Victor Echo Six, Victor Oscar Romeo is already on the air operating locally on 2 meters, but my next ambitious undertaking is to get on the HF bands, -Shortwave. So I am gathering supplies as time and mostly money allow. Antenna wire, transmission cables, and of course a radio. The local guys are helpful and willing to lend me a radio for the time being, once I get an antenna up in the air.


So maybe all that just to say that even after 25 years dreams still can come true. A bit of work and effort if you want it enough, and there you go, something new can happen.

What are your dreams?



73, (Amateur Radio code for Best Regards,)
From the field.





The power of music on memory

Last night I was tossing and turning a bit the way you do when you know you need to be fast asleep already and you're nowhere near sleep. So I reached over and turned on the radio to Easy 101, an easy listening formatted station I like that broadcasts out of Tillsonburg Ontario.

As the one smooth song from the late seventies was ending, the beginning rhythm of another song was starting and even before I was sure what song it was, I felt myself being transported back in time and space to the late spring in 1987 in SouthWestern Ontario. Like a time machine those musical notes took me out of my bed and dropped me in a car heading to London Ontario with Lauralea and a back seat full of friends heading out on a hot humid pre-summer day.

The sun was bright, the windows were wide open, the radio was on, and then people began to sing the Chris de Burgh song, Lady In Red.

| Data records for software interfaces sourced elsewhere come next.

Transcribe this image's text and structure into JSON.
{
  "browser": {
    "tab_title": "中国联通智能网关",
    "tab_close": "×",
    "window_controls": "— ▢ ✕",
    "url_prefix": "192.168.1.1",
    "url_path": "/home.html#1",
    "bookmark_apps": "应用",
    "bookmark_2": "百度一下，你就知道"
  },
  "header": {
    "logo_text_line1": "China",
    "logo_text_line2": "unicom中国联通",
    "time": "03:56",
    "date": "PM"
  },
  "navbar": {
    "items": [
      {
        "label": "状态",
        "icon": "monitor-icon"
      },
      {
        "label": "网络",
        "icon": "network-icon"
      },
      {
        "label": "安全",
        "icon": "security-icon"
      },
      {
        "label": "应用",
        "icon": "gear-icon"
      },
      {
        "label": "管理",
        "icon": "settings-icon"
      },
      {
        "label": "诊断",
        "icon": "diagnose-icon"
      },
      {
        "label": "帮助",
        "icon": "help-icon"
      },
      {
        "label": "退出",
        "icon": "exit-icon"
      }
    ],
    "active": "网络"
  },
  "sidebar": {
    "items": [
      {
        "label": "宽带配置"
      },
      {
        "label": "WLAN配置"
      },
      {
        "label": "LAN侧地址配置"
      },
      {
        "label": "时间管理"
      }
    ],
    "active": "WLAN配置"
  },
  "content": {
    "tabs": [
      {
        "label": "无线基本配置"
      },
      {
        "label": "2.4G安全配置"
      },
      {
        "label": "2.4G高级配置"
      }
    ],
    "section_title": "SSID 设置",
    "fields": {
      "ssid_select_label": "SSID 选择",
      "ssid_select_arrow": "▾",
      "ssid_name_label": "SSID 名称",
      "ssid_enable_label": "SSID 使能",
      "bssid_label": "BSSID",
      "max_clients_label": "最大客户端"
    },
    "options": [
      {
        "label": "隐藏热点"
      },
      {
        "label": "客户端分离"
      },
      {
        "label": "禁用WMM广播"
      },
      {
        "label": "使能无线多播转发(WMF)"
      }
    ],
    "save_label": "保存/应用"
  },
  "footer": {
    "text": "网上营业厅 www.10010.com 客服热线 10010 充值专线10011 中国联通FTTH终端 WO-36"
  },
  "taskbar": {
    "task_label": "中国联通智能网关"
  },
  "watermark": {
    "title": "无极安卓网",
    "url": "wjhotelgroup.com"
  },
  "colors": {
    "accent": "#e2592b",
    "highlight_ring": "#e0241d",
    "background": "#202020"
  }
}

I kid you not.


After that I just got up and made some toast.
It's easier than all the time travel.


Crankin it at the office

Yesterday was to be my day off, but by 10 am it was clear that it wasn't going to be a day off, so the day was spent working.

This morning I woke up at 6, all by myself, (That is meant to read, without my alarm) and couldn't find sleep so I got up and headed off to the office.

And so here I am, gettin it done. My easterly window is facing a beautiful sunrise and I walked to work without a coat because it's +1 out there, and it's beautiful.

Oh and did I mention, the music is cranked in here.
Right now, listening to this:





So if you got called in to work on your holidays, hey, I feel your pain.
And if you are already gettin it done, well you're in good company.

Have a good day.